distorto‐pop filled with creamy fuzz and oozing images like:
“rolled cake, I want to sleep in it ‐ rolled cake, like hibernation‐ rolled
cake, I can have funny dreams ‐ yummy yummy rolled cake please.”
P.Y.O. is a playful delight of pop simplicity, inspired when the band
visited a pick your own farm in Sussex: “Cranberry, Strawberry,
Blueberry, Blackberry, Gooseberry, Coffeeberry, Raspberry, Chuck
Berry”. Perfect for Sesame Street or Yo Gabba Gabba. Love Song:
Ironically a song about disliking sentimental love songs that ends up a
non‐cheesey Pixies 'Velouria' ‐style love song itself. 30 years on
Shonen Knife rock harder, faster, funner and dress way fabber than
many of the hotly tipped young Turks of 2011. Ageism just met its
match and finally someone in music kicked crisis ass . As Naoko
says: “2011 is our 30th Anniversary‐Let’s ROCK!”
“When I finally got to see them live, I was transformed into a
hysterical nine‐year‐old girl at a Beatles concert.” Kurt Cobain
NME: “Osaka, Japan’s beloved Shonen Knife have now been churning
out mini pop‐punk masterpieces for bang on 30 years – not that
you’d be able to guess from the youthful pep of ‘Free Time’. The
heroic ladies sound just as fresh and enchantingly boisterous as they
ever have,” (7/10)
Uncut: “rocks like Motorhead designed by Hanna‐Barbara” (3/5)
BBC Music: “ The Osaka Ramones, you must concede, still have it.”
The Sunday Times: “…irrepressible slice of bounce‐along indie‐pop.
Beguiling.” Stewart Lee
Voted the winner of BBC 6Music’s ‘Rebel Playlist’ by a landslide
vote of 88%, which granted the single a play on every daytime
6Music show for a week plus album of the day on BBC 6Music
LondonPaper: “Part Shangri‐La’s, part Ramones, you can’t resist the
charm of lyrics … so give in, and don’t.”
Time Out London: “Punchy Pop‐Rock”
Artrocker: “Shonen Knife are brilliant”
Japan Times: “Shonen Knife are one of the most important bands in
history, even if the world at large doesn’t know it”
Subba‐cultcha: “brilliantly bonkers”

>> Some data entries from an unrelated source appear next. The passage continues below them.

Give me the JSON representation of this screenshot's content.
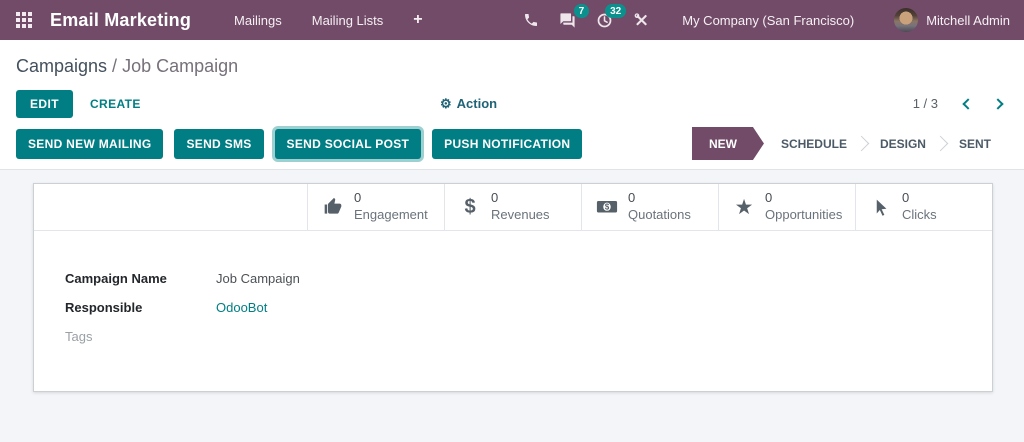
{
  "navbar": {
    "brand": "Email Marketing",
    "menus": [
      {
        "label": "Mailings"
      },
      {
        "label": "Mailing Lists"
      },
      {
        "label": "+"
      }
    ],
    "systray": {
      "phone_icon": "phone-icon",
      "messages_icon": "chat-bubbles-icon",
      "messages_badge": "7",
      "activities_icon": "clock-icon",
      "activities_badge": "32",
      "tools_icon": "crossed-tools-icon",
      "company": "My Company (San Francisco)",
      "user": "Mitchell Admin"
    }
  },
  "breadcrumb": {
    "parent": "Campaigns",
    "separator": " / ",
    "current": "Job Campaign"
  },
  "control_panel": {
    "edit_label": "EDIT",
    "create_label": "CREATE",
    "action_icon": "⚙",
    "action_label": "Action",
    "pager": {
      "text": "1 / 3"
    }
  },
  "action_buttons": [
    {
      "label": "SEND NEW MAILING",
      "focused": false
    },
    {
      "label": "SEND SMS",
      "focused": false
    },
    {
      "label": "SEND SOCIAL POST",
      "focused": true
    },
    {
      "label": "PUSH NOTIFICATION",
      "focused": false
    }
  ],
  "statusbar": {
    "steps": [
      {
        "label": "NEW",
        "active": true
      },
      {
        "label": "SCHEDULE",
        "active": false
      },
      {
        "label": "DESIGN",
        "active": false
      },
      {
        "label": "SENT",
        "active": false
      }
    ]
  },
  "stat_buttons": [
    {
      "icon": "thumbs-up-icon",
      "value": "0",
      "label": "Engagement"
    },
    {
      "icon": "dollar-icon",
      "glyph": "$",
      "value": "0",
      "label": "Revenues"
    },
    {
      "icon": "money-bill-icon",
      "value": "0",
      "label": "Quotations"
    },
    {
      "icon": "star-icon",
      "glyph": "★",
      "value": "0",
      "label": "Opportunities"
    },
    {
      "icon": "mouse-cursor-icon",
      "value": "0",
      "label": "Clicks"
    }
  ],
  "form": {
    "fields": [
      {
        "label": "Campaign Name",
        "value": "Job Campaign",
        "type": "text"
      },
      {
        "label": "Responsible",
        "value": "OdooBot",
        "type": "link"
      },
      {
        "label": "Tags",
        "value": "",
        "type": "empty"
      }
    ]
  },
  "colors": {
    "navbar_bg": "#714B67",
    "accent_teal": "#017E84",
    "badge_teal": "#0b918d",
    "active_step_bg": "#714B67",
    "page_bg": "#f3f5f8"
  }
}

i love how punk is taking new approaches all around the globe. more about the attitude again. this surely is one to shine out.
truly, an entertaining way to scream out "fuck supressive machoism!" - like it. Rüdiger Jay